Lift out all lines below that contain "index".

(Data records Opens)

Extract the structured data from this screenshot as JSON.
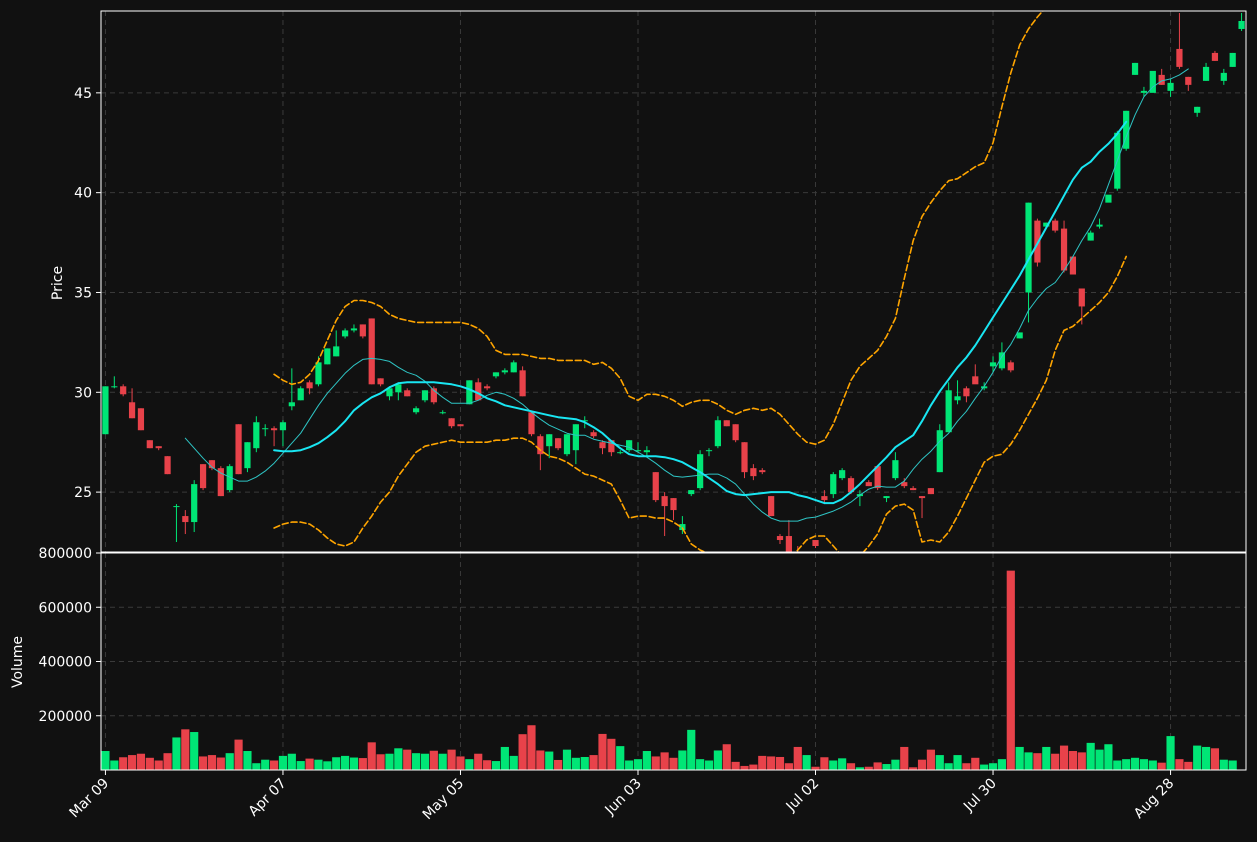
{
  "chart_data": {
    "type": "candlestick",
    "colors": {
      "background": "#111111",
      "up": "#00e676",
      "down": "#e8424a",
      "ma_fast": "#2ec4c4",
      "ma_slow": "#19e6f2",
      "bollinger": "#ffa500",
      "grid": "#3a3a3a",
      "axis": "#ffffff"
    },
    "price_panel": {
      "ylabel": "Price",
      "ylim": [
        22.0,
        49.1
      ],
      "yticks": [
        25,
        30,
        35,
        40,
        45
      ],
      "grid": true
    },
    "volume_panel": {
      "ylabel": "Volume",
      "ylim": [
        0,
        800000
      ],
      "yticks": [
        200000,
        400000,
        600000,
        800000
      ],
      "grid": true
    },
    "x_tick_labels": [
      {
        "label": "Mar 09",
        "index": 0
      },
      {
        "label": "Apr 07",
        "index": 20
      },
      {
        "label": "May 05",
        "index": 40
      },
      {
        "label": "Jun 03",
        "index": 60
      },
      {
        "label": "Jul 02",
        "index": 80
      },
      {
        "label": "Jul 30",
        "index": 100
      },
      {
        "label": "Aug 28",
        "index": 120
      }
    ],
    "ohlc": [
      [
        27.9,
        30.3,
        27.9,
        30.3
      ],
      [
        30.3,
        30.8,
        30.2,
        30.3
      ],
      [
        30.3,
        30.4,
        29.8,
        29.9
      ],
      [
        29.5,
        30.2,
        28.7,
        28.7
      ],
      [
        29.2,
        29.2,
        28.1,
        28.1
      ],
      [
        27.6,
        27.6,
        27.2,
        27.2
      ],
      [
        27.3,
        27.3,
        27.1,
        27.2
      ],
      [
        26.8,
        26.8,
        25.9,
        25.9
      ],
      [
        24.3,
        24.4,
        22.5,
        24.3
      ],
      [
        23.8,
        24.1,
        22.9,
        23.5
      ],
      [
        23.5,
        25.6,
        23.0,
        25.4
      ],
      [
        26.4,
        26.4,
        25.1,
        25.2
      ],
      [
        26.6,
        26.6,
        26.1,
        26.2
      ],
      [
        26.2,
        26.3,
        24.8,
        24.8
      ],
      [
        25.1,
        26.4,
        25.0,
        26.3
      ],
      [
        28.4,
        28.4,
        25.9,
        25.9
      ],
      [
        26.2,
        27.5,
        26.0,
        27.5
      ],
      [
        27.2,
        28.8,
        27.0,
        28.5
      ],
      [
        28.2,
        28.4,
        27.8,
        28.2
      ],
      [
        28.2,
        28.3,
        27.3,
        28.1
      ],
      [
        28.1,
        28.6,
        27.3,
        28.5
      ],
      [
        29.3,
        31.2,
        29.1,
        29.5
      ],
      [
        29.6,
        30.3,
        29.6,
        30.2
      ],
      [
        30.5,
        30.6,
        29.9,
        30.2
      ],
      [
        30.4,
        31.8,
        30.3,
        31.5
      ],
      [
        31.4,
        32.2,
        31.4,
        32.2
      ],
      [
        31.8,
        33.1,
        31.8,
        32.3
      ],
      [
        32.8,
        33.2,
        32.7,
        33.1
      ],
      [
        33.1,
        33.4,
        33.0,
        33.2
      ],
      [
        33.4,
        33.4,
        32.7,
        32.8
      ],
      [
        33.7,
        33.7,
        30.4,
        30.4
      ],
      [
        30.7,
        30.7,
        30.3,
        30.4
      ],
      [
        29.8,
        30.3,
        29.6,
        30.2
      ],
      [
        30.0,
        30.5,
        29.6,
        30.4
      ],
      [
        30.1,
        30.2,
        29.8,
        29.8
      ],
      [
        29.0,
        29.3,
        28.9,
        29.2
      ],
      [
        29.6,
        30.1,
        29.5,
        30.1
      ],
      [
        30.2,
        30.3,
        29.4,
        29.5
      ],
      [
        29.0,
        29.1,
        28.9,
        29.0
      ],
      [
        28.7,
        28.7,
        28.2,
        28.3
      ],
      [
        28.4,
        28.4,
        28.3,
        28.3
      ],
      [
        29.4,
        30.6,
        29.4,
        30.6
      ],
      [
        30.5,
        30.7,
        29.6,
        29.6
      ],
      [
        30.3,
        30.4,
        30.1,
        30.2
      ],
      [
        30.8,
        31.0,
        30.7,
        31.0
      ],
      [
        31.0,
        31.2,
        30.9,
        31.1
      ],
      [
        31.0,
        31.6,
        31.0,
        31.5
      ],
      [
        31.1,
        31.3,
        29.8,
        29.8
      ],
      [
        29.0,
        29.0,
        27.8,
        27.9
      ],
      [
        27.8,
        27.9,
        26.1,
        26.9
      ],
      [
        27.3,
        27.9,
        26.7,
        27.9
      ],
      [
        27.7,
        27.7,
        27.1,
        27.2
      ],
      [
        26.9,
        27.9,
        26.8,
        27.9
      ],
      [
        27.1,
        28.4,
        26.4,
        28.4
      ],
      [
        28.6,
        28.8,
        28.2,
        28.6
      ],
      [
        28.0,
        28.1,
        27.7,
        27.8
      ],
      [
        27.5,
        27.6,
        26.9,
        27.2
      ],
      [
        27.6,
        27.6,
        26.8,
        27.0
      ],
      [
        27.0,
        27.1,
        26.9,
        27.0
      ],
      [
        27.1,
        27.6,
        27.0,
        27.6
      ],
      [
        27.1,
        27.5,
        27.0,
        27.1
      ],
      [
        27.0,
        27.3,
        26.8,
        27.1
      ],
      [
        26.0,
        26.0,
        24.5,
        24.6
      ],
      [
        24.8,
        25.0,
        22.8,
        24.3
      ],
      [
        24.7,
        24.7,
        23.6,
        24.1
      ],
      [
        23.1,
        23.8,
        22.9,
        23.4
      ],
      [
        24.9,
        25.1,
        24.8,
        25.1
      ],
      [
        25.2,
        27.1,
        25.1,
        26.9
      ],
      [
        27.1,
        27.2,
        26.8,
        27.1
      ],
      [
        27.3,
        28.8,
        27.2,
        28.6
      ],
      [
        28.6,
        28.6,
        28.3,
        28.3
      ],
      [
        28.4,
        28.4,
        27.5,
        27.6
      ],
      [
        27.5,
        27.5,
        25.7,
        26.0
      ],
      [
        26.2,
        26.4,
        25.6,
        25.8
      ],
      [
        26.1,
        26.2,
        25.9,
        26.0
      ],
      [
        24.8,
        24.8,
        23.8,
        23.8
      ],
      [
        22.8,
        22.9,
        22.4,
        22.6
      ],
      [
        22.8,
        23.6,
        21.5,
        21.6
      ],
      [
        21.6,
        22.3,
        21.2,
        21.3
      ],
      [
        21.4,
        21.9,
        21.4,
        21.8
      ],
      [
        22.6,
        22.6,
        22.2,
        22.3
      ],
      [
        24.8,
        25.1,
        24.4,
        24.6
      ],
      [
        24.9,
        26.0,
        24.7,
        25.9
      ],
      [
        25.7,
        26.2,
        25.6,
        26.1
      ],
      [
        25.7,
        25.8,
        24.9,
        25.0
      ],
      [
        24.8,
        25.1,
        24.3,
        24.9
      ],
      [
        25.5,
        25.6,
        25.3,
        25.3
      ],
      [
        26.3,
        26.3,
        25.1,
        25.2
      ],
      [
        24.7,
        24.8,
        24.5,
        24.8
      ],
      [
        25.7,
        27.0,
        25.6,
        26.6
      ],
      [
        25.5,
        25.7,
        25.2,
        25.3
      ],
      [
        25.2,
        25.3,
        25.1,
        25.1
      ],
      [
        24.8,
        24.8,
        23.7,
        24.7
      ],
      [
        25.2,
        25.2,
        24.9,
        24.9
      ],
      [
        26.0,
        28.4,
        26.0,
        28.1
      ],
      [
        28.0,
        30.5,
        28.0,
        30.1
      ],
      [
        29.6,
        30.6,
        29.4,
        29.8
      ],
      [
        30.2,
        30.3,
        29.5,
        29.8
      ],
      [
        30.8,
        31.4,
        30.5,
        30.4
      ],
      [
        30.2,
        30.5,
        30.1,
        30.3
      ],
      [
        31.3,
        31.8,
        31.0,
        31.5
      ],
      [
        31.2,
        32.5,
        31.1,
        32.0
      ],
      [
        31.5,
        31.6,
        31.0,
        31.1
      ],
      [
        32.7,
        33.0,
        32.7,
        33.0
      ],
      [
        35.0,
        39.5,
        33.5,
        39.5
      ],
      [
        38.6,
        38.7,
        36.3,
        36.5
      ],
      [
        38.3,
        38.5,
        38.2,
        38.5
      ],
      [
        38.6,
        38.7,
        38.0,
        38.1
      ],
      [
        38.2,
        38.6,
        36.0,
        36.1
      ],
      [
        36.8,
        36.8,
        35.9,
        35.9
      ],
      [
        35.2,
        35.2,
        33.4,
        34.3
      ],
      [
        37.6,
        38.1,
        37.6,
        38.0
      ],
      [
        38.3,
        38.7,
        38.2,
        38.4
      ],
      [
        39.5,
        39.5,
        39.5,
        39.9
      ],
      [
        40.2,
        43.1,
        40.1,
        43.0
      ],
      [
        42.2,
        44.1,
        42.1,
        44.1
      ],
      [
        45.9,
        46.5,
        45.9,
        46.5
      ],
      [
        45.0,
        45.3,
        44.8,
        45.1
      ],
      [
        45.0,
        45.8,
        45.8,
        46.1
      ],
      [
        45.9,
        46.2,
        45.4,
        45.4
      ],
      [
        45.1,
        45.7,
        44.8,
        45.5
      ],
      [
        47.2,
        49.0,
        46.2,
        46.3
      ],
      [
        45.8,
        45.8,
        45.1,
        45.4
      ],
      [
        44.0,
        44.3,
        43.8,
        44.3
      ],
      [
        45.6,
        46.5,
        45.6,
        46.3
      ],
      [
        47.0,
        47.1,
        46.6,
        46.6
      ],
      [
        45.6,
        46.2,
        45.4,
        46.0
      ],
      [
        46.3,
        47.0,
        46.3,
        47.0
      ],
      [
        48.2,
        49.0,
        48.1,
        48.6
      ]
    ],
    "volume": [
      70000,
      35000,
      47000,
      55000,
      60000,
      45000,
      35000,
      62000,
      120000,
      150000,
      140000,
      50000,
      55000,
      46000,
      62000,
      112000,
      70000,
      25000,
      38000,
      35000,
      52000,
      60000,
      33000,
      42000,
      38000,
      32000,
      47000,
      52000,
      46000,
      44000,
      102000,
      58000,
      60000,
      80000,
      75000,
      62000,
      60000,
      71000,
      60000,
      75000,
      50000,
      40000,
      60000,
      36000,
      33000,
      85000,
      52000,
      132000,
      165000,
      72000,
      68000,
      37000,
      75000,
      45000,
      48000,
      55000,
      133000,
      115000,
      88000,
      35000,
      40000,
      70000,
      50000,
      65000,
      45000,
      72000,
      148000,
      40000,
      35000,
      72000,
      95000,
      30000,
      15000,
      20000,
      52000,
      50000,
      48000,
      25000,
      85000,
      55000,
      12000,
      47000,
      35000,
      43000,
      25000,
      10000,
      12000,
      28000,
      22000,
      38000,
      85000,
      10000,
      38000,
      75000,
      55000,
      25000,
      55000,
      25000,
      45000,
      20000,
      25000,
      40000,
      735000,
      85000,
      65000,
      62000,
      85000,
      60000,
      90000,
      70000,
      65000,
      100000,
      75000,
      95000,
      35000,
      40000,
      45000,
      40000,
      35000,
      27000,
      125000,
      40000,
      30000,
      90000,
      85000,
      80000,
      38000,
      35000
    ],
    "ma_fast": {
      "start": 9,
      "values": [
        27.7,
        27.2,
        26.7,
        26.25,
        25.95,
        25.75,
        25.55,
        25.55,
        25.75,
        26.05,
        26.45,
        26.95,
        27.45,
        27.95,
        28.65,
        29.35,
        29.95,
        30.45,
        30.95,
        31.35,
        31.65,
        31.7,
        31.65,
        31.55,
        31.25,
        31.0,
        30.85,
        30.55,
        30.1,
        29.75,
        29.45,
        29.45,
        29.45,
        29.6,
        29.85,
        30.0,
        29.9,
        29.7,
        29.4,
        29.0,
        28.65,
        28.35,
        28.15,
        27.95,
        27.85,
        27.85,
        27.65,
        27.55,
        27.45,
        27.35,
        27.25,
        27.0,
        26.75,
        26.45,
        26.1,
        25.8,
        25.75,
        25.8,
        25.85,
        25.9,
        25.9,
        25.7,
        25.4,
        24.9,
        24.4,
        24.0,
        23.7,
        23.55,
        23.55,
        23.55,
        23.7,
        23.75,
        23.9,
        24.05,
        24.25,
        24.5,
        24.85,
        25.15,
        25.3,
        25.25,
        25.25,
        25.55,
        26.15,
        26.65,
        27.05,
        27.55,
        27.95,
        28.55,
        29.05,
        29.7,
        30.3,
        31.0,
        31.8,
        32.4,
        33.2,
        34.1,
        34.7,
        35.2,
        35.5,
        36.1,
        36.8,
        37.6,
        38.3,
        39.2,
        40.4,
        41.6,
        42.8,
        43.9,
        44.8,
        45.3,
        45.6,
        45.7,
        45.9,
        46.2
      ]
    },
    "ma_slow": {
      "start": 19,
      "values": [
        27.1,
        27.05,
        27.05,
        27.1,
        27.25,
        27.45,
        27.75,
        28.1,
        28.55,
        29.1,
        29.45,
        29.75,
        29.95,
        30.25,
        30.45,
        30.5,
        30.5,
        30.5,
        30.5,
        30.45,
        30.4,
        30.3,
        30.15,
        29.95,
        29.7,
        29.55,
        29.35,
        29.25,
        29.15,
        29.05,
        28.95,
        28.85,
        28.75,
        28.7,
        28.65,
        28.5,
        28.25,
        27.95,
        27.55,
        27.2,
        26.9,
        26.8,
        26.8,
        26.8,
        26.75,
        26.65,
        26.5,
        26.25,
        26.0,
        25.7,
        25.4,
        25.05,
        24.9,
        24.85,
        24.9,
        24.95,
        25.0,
        25.0,
        25.0,
        24.85,
        24.75,
        24.6,
        24.45,
        24.45,
        24.65,
        25.0,
        25.4,
        25.85,
        26.3,
        26.75,
        27.25,
        27.55,
        27.85,
        28.55,
        29.35,
        30.05,
        30.65,
        31.25,
        31.75,
        32.35,
        33.05,
        33.75,
        34.45,
        35.15,
        35.85,
        36.65,
        37.45,
        38.25,
        39.05,
        39.85,
        40.65,
        41.25,
        41.55,
        42.05,
        42.45,
        42.95,
        43.55
      ]
    },
    "bb_upper": {
      "start": 19,
      "values": [
        30.9,
        30.6,
        30.4,
        30.5,
        30.9,
        31.6,
        32.6,
        33.6,
        34.3,
        34.6,
        34.6,
        34.5,
        34.3,
        33.9,
        33.7,
        33.6,
        33.5,
        33.5,
        33.5,
        33.5,
        33.5,
        33.5,
        33.4,
        33.2,
        32.8,
        32.1,
        31.9,
        31.9,
        31.9,
        31.8,
        31.7,
        31.7,
        31.6,
        31.6,
        31.6,
        31.6,
        31.4,
        31.5,
        31.2,
        30.7,
        29.8,
        29.6,
        29.9,
        29.9,
        29.8,
        29.6,
        29.3,
        29.5,
        29.6,
        29.6,
        29.4,
        29.1,
        28.9,
        29.1,
        29.2,
        29.1,
        29.2,
        28.9,
        28.4,
        27.9,
        27.5,
        27.4,
        27.6,
        28.4,
        29.5,
        30.6,
        31.3,
        31.7,
        32.1,
        32.8,
        33.7,
        35.7,
        37.6,
        38.8,
        39.5,
        40.1,
        40.6,
        40.7,
        41.0,
        41.3,
        41.5,
        42.5,
        44.3,
        46.0,
        47.4,
        48.2,
        48.8,
        49.3,
        49.8,
        50.4,
        51.0,
        51.6,
        52.2,
        52.8,
        53.4,
        54.0,
        54.6
      ]
    },
    "bb_lower": {
      "start": 19,
      "values": [
        23.2,
        23.4,
        23.5,
        23.5,
        23.4,
        23.1,
        22.7,
        22.4,
        22.3,
        22.5,
        23.2,
        23.8,
        24.5,
        25.0,
        25.8,
        26.4,
        27.0,
        27.3,
        27.4,
        27.5,
        27.6,
        27.5,
        27.5,
        27.5,
        27.5,
        27.6,
        27.6,
        27.7,
        27.7,
        27.5,
        27.1,
        26.8,
        26.7,
        26.5,
        26.2,
        25.9,
        25.8,
        25.6,
        25.4,
        24.6,
        23.7,
        23.8,
        23.8,
        23.7,
        23.7,
        23.5,
        23.2,
        22.4,
        22.1,
        21.9,
        21.4,
        21.0,
        20.8,
        20.8,
        20.9,
        21.0,
        21.0,
        21.2,
        21.6,
        22.1,
        22.6,
        22.8,
        22.8,
        22.3,
        21.8,
        21.8,
        21.8,
        22.3,
        22.9,
        23.9,
        24.3,
        24.4,
        24.1,
        22.5,
        22.6,
        22.5,
        23.0,
        23.8,
        24.7,
        25.6,
        26.5,
        26.8,
        26.9,
        27.4,
        28.1,
        28.9,
        29.7,
        30.6,
        32.1,
        33.1,
        33.3,
        33.7,
        34.1,
        34.5,
        35.0,
        35.8,
        36.8
      ]
    }
  }
}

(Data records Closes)

→ **Solution below**:
        "index": 0
        "index": 20
        "index": 40
        "index": 60
        "index": 80
        "index": 100
        "index": 120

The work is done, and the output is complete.